Oh, absolutely. After Robert, he's the director who has had the biggest influence on me. He's changed the way I act, forever. He's given me such a love for the craft. I always knew I loved acting, but now I'm in love with what I do. He demands excellence, and it's a privilege to work with someone who pushes you in that way. He's a friend and a mentor but working with him is different. When you have someone you vibe with like that, it elevates working to a whole other level.
Congratulations on your BAFTA nomination. That was this morning, right?
When you were making "The Witch," did you have any idea it was going to have this impact?

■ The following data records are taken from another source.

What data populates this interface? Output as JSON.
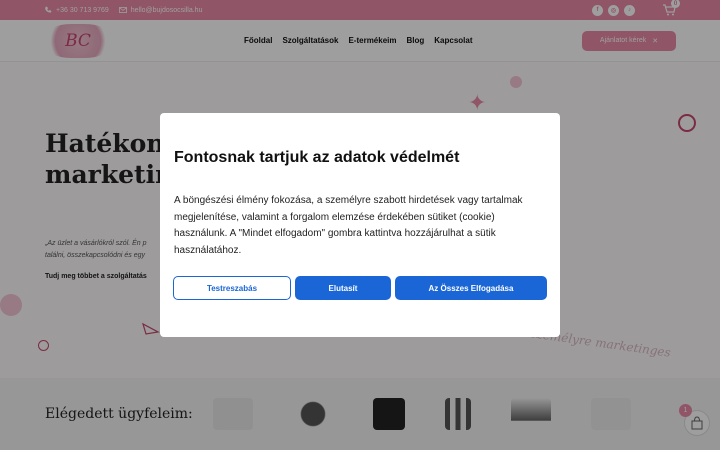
{
  "topbar": {
    "phone": "+36 30 713 9769",
    "email": "hello@bujdosocsilla.hu",
    "socials": [
      "facebook-icon",
      "instagram-icon",
      "tiktok-icon"
    ],
    "cart_count": "0"
  },
  "header": {
    "logo_text": "BC",
    "nav": [
      "Főoldal",
      "Szolgáltatások",
      "E-termékeim",
      "Blog",
      "Kapcsolat"
    ],
    "cta_label": "Ajánlatot kérek"
  },
  "hero": {
    "title_line1": "Hatékony",
    "title_line2": "marketing",
    "quote_line1": "„Az üzlet a vásárlókról szól. Én p",
    "quote_line2": "találni, összekapcsolódni és egy",
    "link": "Tudj meg többet a szolgáltatás",
    "script_text": "személyre marketinges"
  },
  "clients": {
    "title": "Elégedett ügyfeleim:",
    "float_count": "1"
  },
  "cookie_modal": {
    "title": "Fontosnak tartjuk az adatok védelmét",
    "body": "A böngészési élmény fokozása, a személyre szabott hirdetések vagy tartalmak megjelenítése, valamint a forgalom elemzése érdekében sütiket (cookie) használunk. A \"Mindet elfogadom\" gombra kattintva hozzájárulhat a sütik használatához.",
    "customize_label": "Testreszabás",
    "reject_label": "Elutasít",
    "accept_label": "Az Összes Elfogadása"
  },
  "colors": {
    "brand_pink": "#e98aa6",
    "accent_blue": "#1a66d6"
  }
}
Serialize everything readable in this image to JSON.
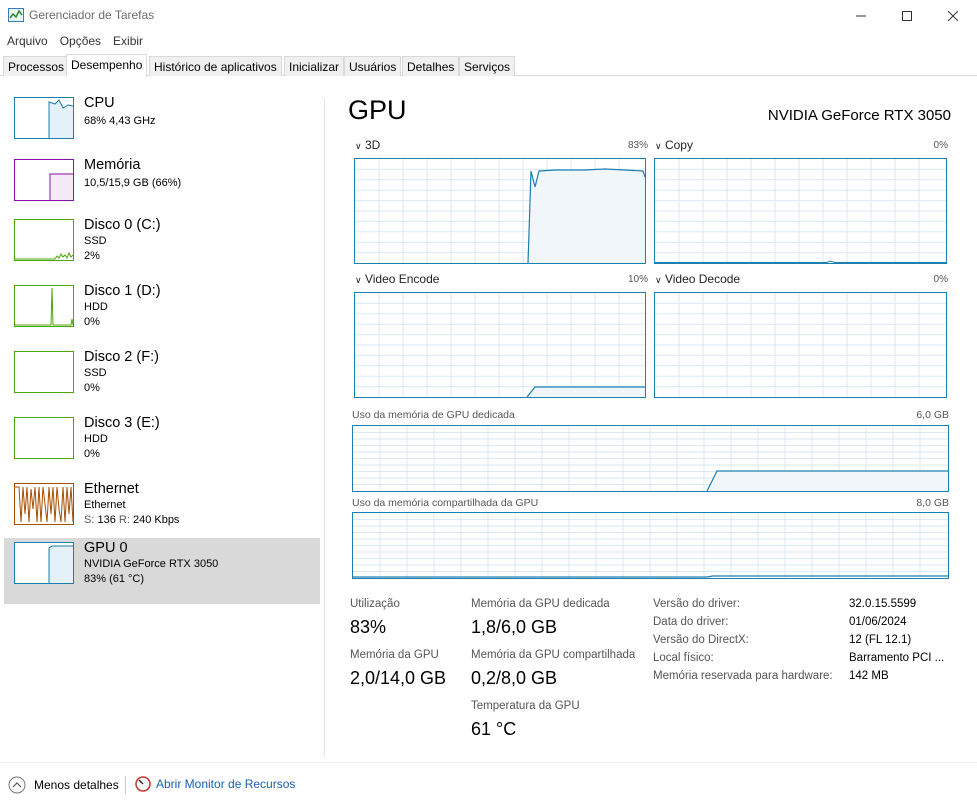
{
  "window": {
    "title": "Gerenciador de Tarefas"
  },
  "menu": [
    "Arquivo",
    "Opções",
    "Exibir"
  ],
  "tabs": [
    "Processos",
    "Desempenho",
    "Histórico de aplicativos",
    "Inicializar",
    "Usuários",
    "Detalhes",
    "Serviços"
  ],
  "sidebar": {
    "items": [
      {
        "name": "CPU",
        "line1": "68% 4,43 GHz",
        "line2": "",
        "color": "#1a7eb0"
      },
      {
        "name": "Memória",
        "line1": "10,5/15,9 GB (66%)",
        "line2": "",
        "color": "#8b12ae"
      },
      {
        "name": "Disco 0 (C:)",
        "line1": "SSD",
        "line2": "2%",
        "color": "#4da60c"
      },
      {
        "name": "Disco 1 (D:)",
        "line1": "HDD",
        "line2": "0%",
        "color": "#4da60c"
      },
      {
        "name": "Disco 2 (F:)",
        "line1": "SSD",
        "line2": "0%",
        "color": "#4da60c"
      },
      {
        "name": "Disco 3 (E:)",
        "line1": "HDD",
        "line2": "0%",
        "color": "#4da60c"
      },
      {
        "name": "Ethernet",
        "line1": "Ethernet",
        "line2_s_label": "S:",
        "line2_s_value": "136",
        "line2_r_label": "R:",
        "line2_r_value": "240 Kbps",
        "color": "#a74f01"
      },
      {
        "name": "GPU 0",
        "line1": "NVIDIA GeForce RTX 3050",
        "line2": "83% (61 °C)",
        "color": "#1a7eb0"
      }
    ]
  },
  "gpu": {
    "title": "GPU",
    "model": "NVIDIA GeForce RTX 3050",
    "engines": [
      {
        "label": "3D",
        "pct": "83%",
        "level": 0.83
      },
      {
        "label": "Copy",
        "pct": "0%",
        "level": 0.0
      },
      {
        "label": "Video Encode",
        "pct": "10%",
        "level": 0.1
      },
      {
        "label": "Video Decode",
        "pct": "0%",
        "level": 0.0
      }
    ],
    "dedicated_mem_label": "Uso da memória de GPU dedicada",
    "dedicated_mem_max": "6,0 GB",
    "shared_mem_label": "Uso da memória compartilhada da GPU",
    "shared_mem_max": "8,0 GB",
    "stats": {
      "utilization_label": "Utilização",
      "utilization_value": "83%",
      "gpu_memory_label": "Memória da GPU",
      "gpu_memory_value": "2,0/14,0 GB",
      "dedicated_label": "Memória da GPU dedicada",
      "dedicated_value": "1,8/6,0 GB",
      "shared_label": "Memória da GPU compartilhada",
      "shared_value": "0,2/8,0 GB",
      "temp_label": "Temperatura da GPU",
      "temp_value": "61 °C"
    },
    "info": [
      {
        "label": "Versão do driver:",
        "value": "32.0.15.5599"
      },
      {
        "label": "Data do driver:",
        "value": "01/06/2024"
      },
      {
        "label": "Versão do DirectX:",
        "value": "12 (FL 12.1)"
      },
      {
        "label": "Local físico:",
        "value": "Barramento PCI ..."
      },
      {
        "label": "Memória reservada para hardware:",
        "value": "142 MB"
      }
    ]
  },
  "footer": {
    "less_details": "Menos detalhes",
    "resource_monitor": "Abrir Monitor de Recursos"
  },
  "colors": {
    "gpu_line": "#1c7fb1",
    "gpu_fill": "#f1f6fa",
    "grid": "#d9eaf4",
    "selected": "#d9d9d9"
  }
}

Oh, hell no! I will remember this moment for the rest of my life. And I would like to preface this by saying everyone that made that movie is my legitimate family. It was the first time I ever felt like I fit in. But I remember seeing Robert, in my puritan gear, covered in blood, and I said, "You know, we made a really cool movie but it's a shame nobody will ever see it." And he said, "I know, I know." We were completely calm about it. Then the reaction that we got at Sundance was so unprecedented. I guess we hit the zeitgeist at the right time.It's so weird seeing you in modern clothes.
And talking with a normal accent.
Yes! Was it hard for you to learn that dialect?
Not at all. It's super annoying for me and people get irritated with me because they can't figure out my accent. And the reason they can't figure out my accent is because I don't have one. I spoke Spanish until I was 8. And so when I speak English I just mimic whoever I am around. I grew up my whole life having a thick English accent and I'm here for two minutes and I'm already using the accent. So not only was the language super poetic but we had a little boy, Lucas, who was from Yorkshire. I would just talk to him for two minutes before going up and I'd be fine.
OK ... one last question: Would thou like to live deliciously?
I am! [Laughs]
"Split" is out this Friday. We'll have more from writer/director M. Nigh Shyamalan next week, including a discussion of the movie's seriously insane twist.
Though Kevin (James McAvoy) has evidenced 23 personalities to his trusted psychiatrist, Dr. Fletcher (Betty Buckley), there remains one still submerged who is set to materialize and dominate all of the others. Compelled to abduct three teenage girls led by the willful, observant Casey, Kevin reaches a war for survival among all of those contained within him -- as well as everyone around him -- as the walls between his compartments shatter. Read More